**The problem**
Answer with one number only: how many lines in the material contain "Ctrl".

**Records shown**
§

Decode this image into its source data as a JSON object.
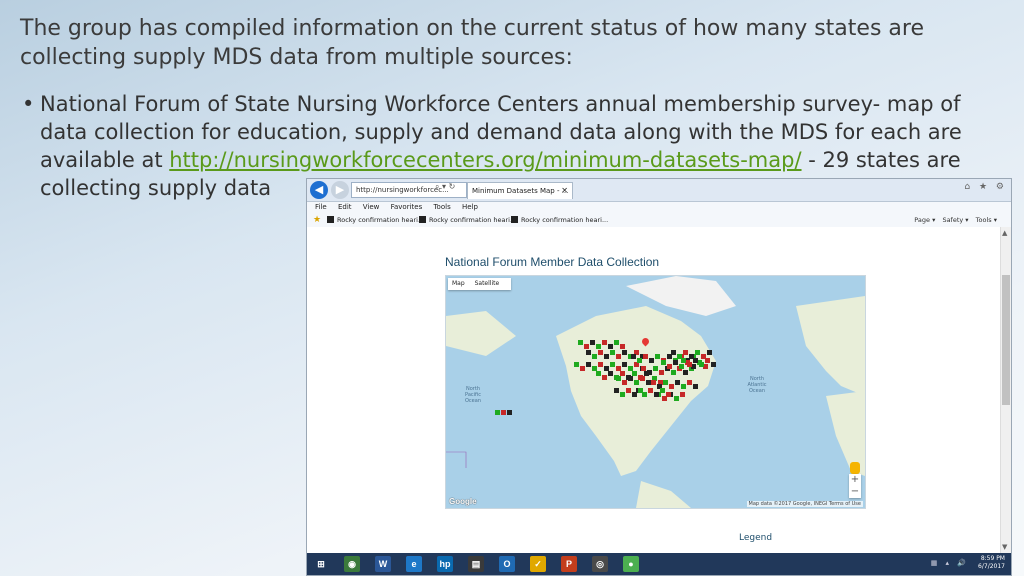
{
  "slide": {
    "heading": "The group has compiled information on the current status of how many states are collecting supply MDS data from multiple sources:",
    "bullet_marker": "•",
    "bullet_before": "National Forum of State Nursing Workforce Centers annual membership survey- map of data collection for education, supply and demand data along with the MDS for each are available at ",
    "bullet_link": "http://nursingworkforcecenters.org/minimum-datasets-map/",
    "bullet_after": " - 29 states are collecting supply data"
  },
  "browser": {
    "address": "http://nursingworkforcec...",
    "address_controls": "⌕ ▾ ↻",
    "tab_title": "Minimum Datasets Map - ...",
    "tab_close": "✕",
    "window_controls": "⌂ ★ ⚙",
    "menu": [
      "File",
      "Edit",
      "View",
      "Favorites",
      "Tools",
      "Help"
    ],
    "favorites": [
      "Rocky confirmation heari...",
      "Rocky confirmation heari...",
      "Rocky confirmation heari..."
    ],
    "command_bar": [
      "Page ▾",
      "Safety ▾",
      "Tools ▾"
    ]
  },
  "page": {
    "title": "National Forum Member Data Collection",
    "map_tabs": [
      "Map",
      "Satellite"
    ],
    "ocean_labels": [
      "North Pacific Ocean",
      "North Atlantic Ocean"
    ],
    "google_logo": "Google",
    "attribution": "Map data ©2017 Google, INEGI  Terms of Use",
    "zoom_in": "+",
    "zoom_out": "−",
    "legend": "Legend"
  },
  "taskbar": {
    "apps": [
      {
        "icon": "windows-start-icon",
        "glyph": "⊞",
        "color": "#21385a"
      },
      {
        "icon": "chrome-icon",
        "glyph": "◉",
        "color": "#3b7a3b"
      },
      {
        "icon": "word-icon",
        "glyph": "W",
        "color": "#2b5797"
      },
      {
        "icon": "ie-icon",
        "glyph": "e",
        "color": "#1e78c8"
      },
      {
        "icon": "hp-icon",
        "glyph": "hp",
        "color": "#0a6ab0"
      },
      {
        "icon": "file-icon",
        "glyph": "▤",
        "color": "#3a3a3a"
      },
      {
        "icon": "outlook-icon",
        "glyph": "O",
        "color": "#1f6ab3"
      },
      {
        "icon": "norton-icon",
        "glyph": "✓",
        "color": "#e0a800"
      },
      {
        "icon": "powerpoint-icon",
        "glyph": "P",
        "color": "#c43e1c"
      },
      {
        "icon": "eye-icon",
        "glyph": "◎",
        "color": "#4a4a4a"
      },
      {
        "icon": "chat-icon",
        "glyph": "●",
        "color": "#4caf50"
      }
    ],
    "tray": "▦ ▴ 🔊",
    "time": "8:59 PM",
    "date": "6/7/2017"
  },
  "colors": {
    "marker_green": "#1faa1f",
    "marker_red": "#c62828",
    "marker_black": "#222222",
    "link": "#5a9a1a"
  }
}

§

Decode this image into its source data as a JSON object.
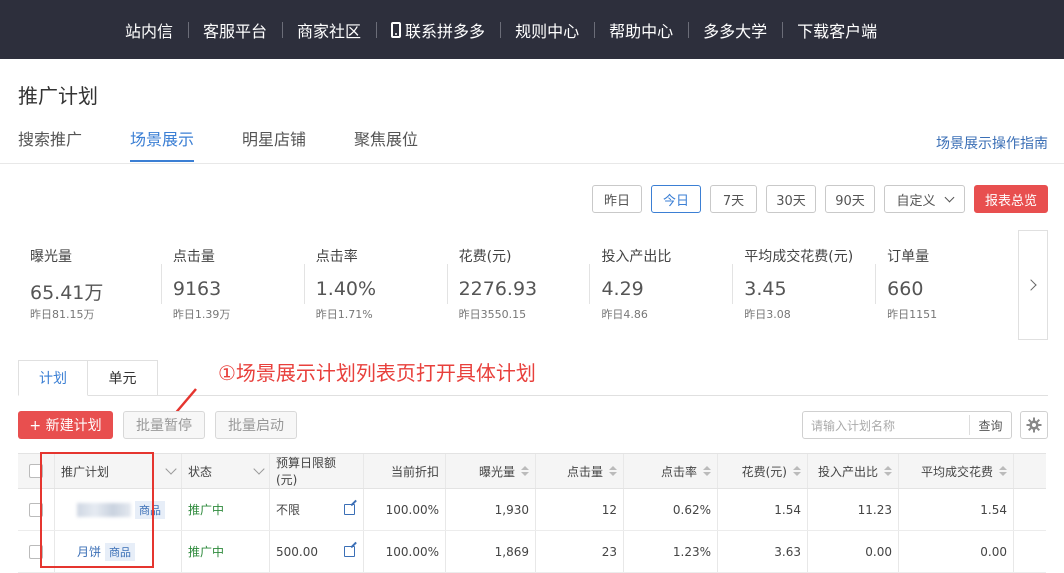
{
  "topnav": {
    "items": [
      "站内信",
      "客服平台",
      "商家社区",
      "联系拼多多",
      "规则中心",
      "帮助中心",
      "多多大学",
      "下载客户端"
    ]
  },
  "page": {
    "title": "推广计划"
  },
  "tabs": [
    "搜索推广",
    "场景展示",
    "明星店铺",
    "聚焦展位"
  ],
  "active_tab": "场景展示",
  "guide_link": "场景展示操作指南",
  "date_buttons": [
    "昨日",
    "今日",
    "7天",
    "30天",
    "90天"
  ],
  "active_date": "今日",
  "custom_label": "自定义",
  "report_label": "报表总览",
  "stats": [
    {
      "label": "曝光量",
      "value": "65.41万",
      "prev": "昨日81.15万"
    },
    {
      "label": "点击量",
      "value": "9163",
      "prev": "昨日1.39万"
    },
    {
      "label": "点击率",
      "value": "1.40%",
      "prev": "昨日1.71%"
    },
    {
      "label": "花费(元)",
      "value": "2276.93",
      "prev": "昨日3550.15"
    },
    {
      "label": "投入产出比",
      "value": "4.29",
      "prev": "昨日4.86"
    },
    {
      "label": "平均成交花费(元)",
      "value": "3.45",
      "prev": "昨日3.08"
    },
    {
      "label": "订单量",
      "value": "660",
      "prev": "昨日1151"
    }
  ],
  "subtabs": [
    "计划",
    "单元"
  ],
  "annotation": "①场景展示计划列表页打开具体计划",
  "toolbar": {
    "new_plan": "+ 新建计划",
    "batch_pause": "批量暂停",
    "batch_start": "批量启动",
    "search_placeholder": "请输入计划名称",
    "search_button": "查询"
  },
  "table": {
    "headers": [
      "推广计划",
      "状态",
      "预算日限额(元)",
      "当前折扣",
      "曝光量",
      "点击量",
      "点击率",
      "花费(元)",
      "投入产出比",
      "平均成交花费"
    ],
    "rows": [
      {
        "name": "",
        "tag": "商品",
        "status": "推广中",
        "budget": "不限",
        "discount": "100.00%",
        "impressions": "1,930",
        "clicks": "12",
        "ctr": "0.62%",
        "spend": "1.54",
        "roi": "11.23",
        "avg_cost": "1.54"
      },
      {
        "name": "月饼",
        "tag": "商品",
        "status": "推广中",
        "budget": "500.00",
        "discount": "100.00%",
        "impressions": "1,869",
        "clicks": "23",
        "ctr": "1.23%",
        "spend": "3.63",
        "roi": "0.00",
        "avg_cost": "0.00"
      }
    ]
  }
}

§

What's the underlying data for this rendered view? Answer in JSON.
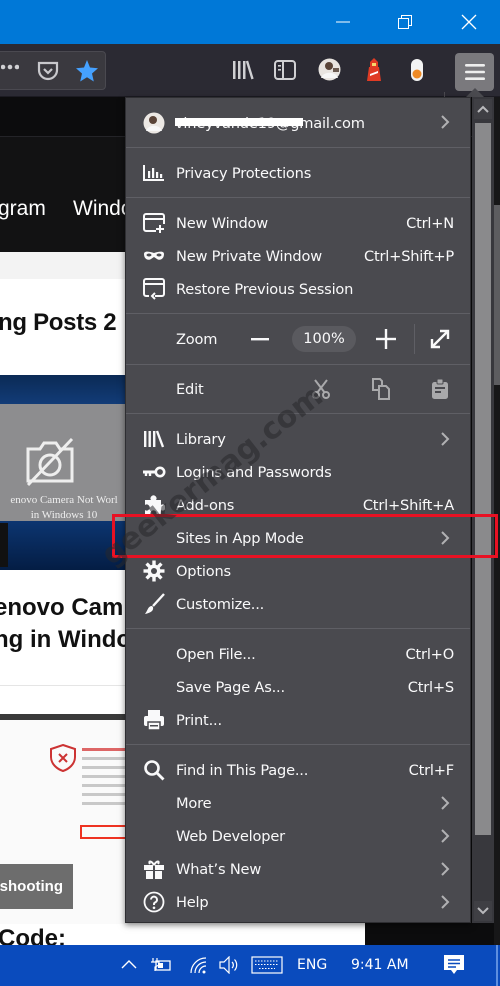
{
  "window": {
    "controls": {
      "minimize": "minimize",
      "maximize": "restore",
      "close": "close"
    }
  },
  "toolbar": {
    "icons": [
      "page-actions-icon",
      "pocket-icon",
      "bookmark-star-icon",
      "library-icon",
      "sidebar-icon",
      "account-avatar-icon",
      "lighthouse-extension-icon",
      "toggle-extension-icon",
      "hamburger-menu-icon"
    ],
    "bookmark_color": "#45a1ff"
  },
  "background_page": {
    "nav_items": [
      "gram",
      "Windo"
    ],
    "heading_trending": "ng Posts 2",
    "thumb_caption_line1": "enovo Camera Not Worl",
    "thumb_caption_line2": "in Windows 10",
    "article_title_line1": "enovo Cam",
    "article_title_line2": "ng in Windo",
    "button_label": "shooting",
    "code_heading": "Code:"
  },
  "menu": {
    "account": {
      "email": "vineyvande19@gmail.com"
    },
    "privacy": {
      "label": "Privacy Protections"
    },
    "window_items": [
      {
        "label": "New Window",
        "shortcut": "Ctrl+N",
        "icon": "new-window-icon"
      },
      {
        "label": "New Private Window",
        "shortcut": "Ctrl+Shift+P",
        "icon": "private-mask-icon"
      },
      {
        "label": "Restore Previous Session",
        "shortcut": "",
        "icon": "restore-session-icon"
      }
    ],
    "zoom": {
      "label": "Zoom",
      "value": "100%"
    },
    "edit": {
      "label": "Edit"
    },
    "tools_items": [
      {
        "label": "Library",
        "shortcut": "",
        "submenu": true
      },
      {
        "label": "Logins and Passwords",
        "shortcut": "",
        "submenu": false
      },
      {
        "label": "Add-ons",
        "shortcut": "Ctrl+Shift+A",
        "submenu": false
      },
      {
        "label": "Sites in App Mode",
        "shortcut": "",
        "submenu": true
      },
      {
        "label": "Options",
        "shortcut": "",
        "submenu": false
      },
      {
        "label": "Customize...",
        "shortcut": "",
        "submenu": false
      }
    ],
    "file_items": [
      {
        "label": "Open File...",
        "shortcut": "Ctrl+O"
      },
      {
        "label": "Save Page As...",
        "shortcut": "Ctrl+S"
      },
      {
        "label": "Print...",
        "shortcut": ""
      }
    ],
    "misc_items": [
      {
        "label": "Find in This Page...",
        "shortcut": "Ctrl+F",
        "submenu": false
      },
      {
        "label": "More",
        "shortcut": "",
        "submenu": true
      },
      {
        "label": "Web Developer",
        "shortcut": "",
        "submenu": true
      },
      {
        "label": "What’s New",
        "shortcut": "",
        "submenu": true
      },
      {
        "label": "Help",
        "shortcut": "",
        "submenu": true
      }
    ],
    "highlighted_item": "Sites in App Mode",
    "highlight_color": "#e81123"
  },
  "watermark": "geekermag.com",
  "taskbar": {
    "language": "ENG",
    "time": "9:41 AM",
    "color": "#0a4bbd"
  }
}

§

**Exercise answer**
6